Thursday, May 28, 2009

End online plagiarism with dialogue (it's free!)

Curbing student plagiarism doesn’t have to involve purchasing expensive software from companies like iParadigms that offer to detect academically suspicious writing. A simple curriculum design precludes the entire problem without having to spend money. Simply divide the writing assignment into small sequences, having students write more frequently, in shorter bursts. Pair students together and have each student respond to the other’s latest writing. Evaluation of the ensuing dialogue now focuses on the ability for students to grasp and analyze concepts in an intellectual environment that is dynamic and modal. Not only is this a pedagogically interesting exercise in itself, as it efficiently maximizes critical thinking skills, but think about how difficult it would be for a student to plagiarize or outsource this type of an exercise to an online paper mill. The millers don’t have time fabricate verisimilitude in writing assignments that are contingent upon what another mind will be saying every other day.

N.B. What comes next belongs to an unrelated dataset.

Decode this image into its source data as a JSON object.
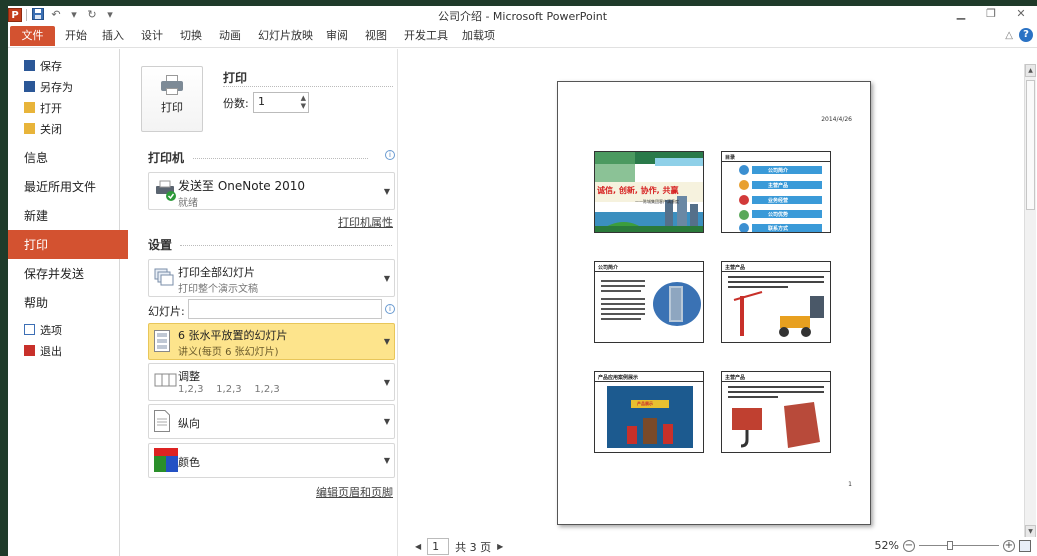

Plagiarism and low-integrity writing thrives in a student-controlled soliloquoy. With zero human interaction as the typical writing assignment unfolds, the plagiarist is free to concoct a hermetically sealed system of claims and counterclaims, lending the document an air of intellectual rigor. In this game students can encrypt their plagiarism strategies with varying degrees of success, the most sophisticated attempts requiring the most sophisticated software to detect.

Yet, personally, I wouldn’t spend time blaming or punishing plagiarists when there is simply so much to reform in undergraduate programs that exploiting the writing assignment as a way to contain the frightful demand that huge numbers of students pose on a limited group of university instructors. That’s right, writing assignments don’t cause the instructor more work, they create the least amount of work possible because they position and reduce the role of instruction to evaluating final products (instead of intermittent coaching + evaluation).

So often, and sadly, academia will respond by embracing an American Idol model for evaluating student performance. In it, the student is asked to present the intellectual work that is rehearsed in isolation and away from the evaluator’s eyes. In American Idol, it is only after the performance has been rehearsed to its fullest potential that the judges will observe the final product and voice their ephemeral feedback and stamp of judgment. It is the same in academia and, for lack of a better term, I call it the “product-over-process model” of academic correspondence. This model in academic evaluation conveniently eliminates the valuable, but costly moments that could be exploited between a student and a teacher as the writing assignment undergoes its formation. Also, it is a system that begs to be gamed. If teachers are going to continue to only ask for “final” and “processed” writing, then they risk being fed everything and anything. As a consequence, the liabilities and software detection bills keep piling up. Let’s face it, undergraduate academia, with its emphasis on evaluating intellectual products over processes, is guilty of embodying and propagating a system that values singular impressions instead of socratic experiences and as a consequence of that, deserves any mess that this would put them in.

Luckily, an undergraduate program that shrewdly exploits the peer-to-peer writing exercise proposed above can continue to preserve its evaluator resources in the face of large student populations and simultaneously maintain a pedagogy that upholds sustainable thinking.

Friday, May 8, 2009

New idea for a wiki? Object-driven history project

I trapped an idea this morning and it makes me wonder if something like it might exist somewhere in the world of collaborative knowledge production:

A written history of the world that is driven by an online, collaboratively-assembled catalogue of the historical objects and sources that have formed the histories we have read. Its the idea that if every historical claim can be traced back to artefact evidence, then maybe a new historical project can begin to rewrite a history that catalogues all historical objects housed in public/private collections first, then used to fleshed out the narrative afterwards. I’m imagining this done on a wiki, where people can simply try to obtain as many available digital photographic evidence of vases, scrolls, hand-written accounts, whatever and then organize them into a master chronology within the wiki space. There can even be geopositional links that point readers to where these objects may be located (in addition, offering them information on how to access them, who has studied them, etc.) These images could also have trackback links to certain written accounts that have relied on the evidence to fuel their historical narratives. Text in the body associates itself directly and immediately to the sources which form the outline of the project. Text is principally used to describe how these sources have been used by historians. In later versions of this project, master historical narratives could be added as a way to lend “surfability” for student audiences.

I credit the inspiration for this idea, by the way, to an excellent grad-level methods course I took with Sandra Braman in 2006, who had me read Hayden White’s “Tropics of Discourse”.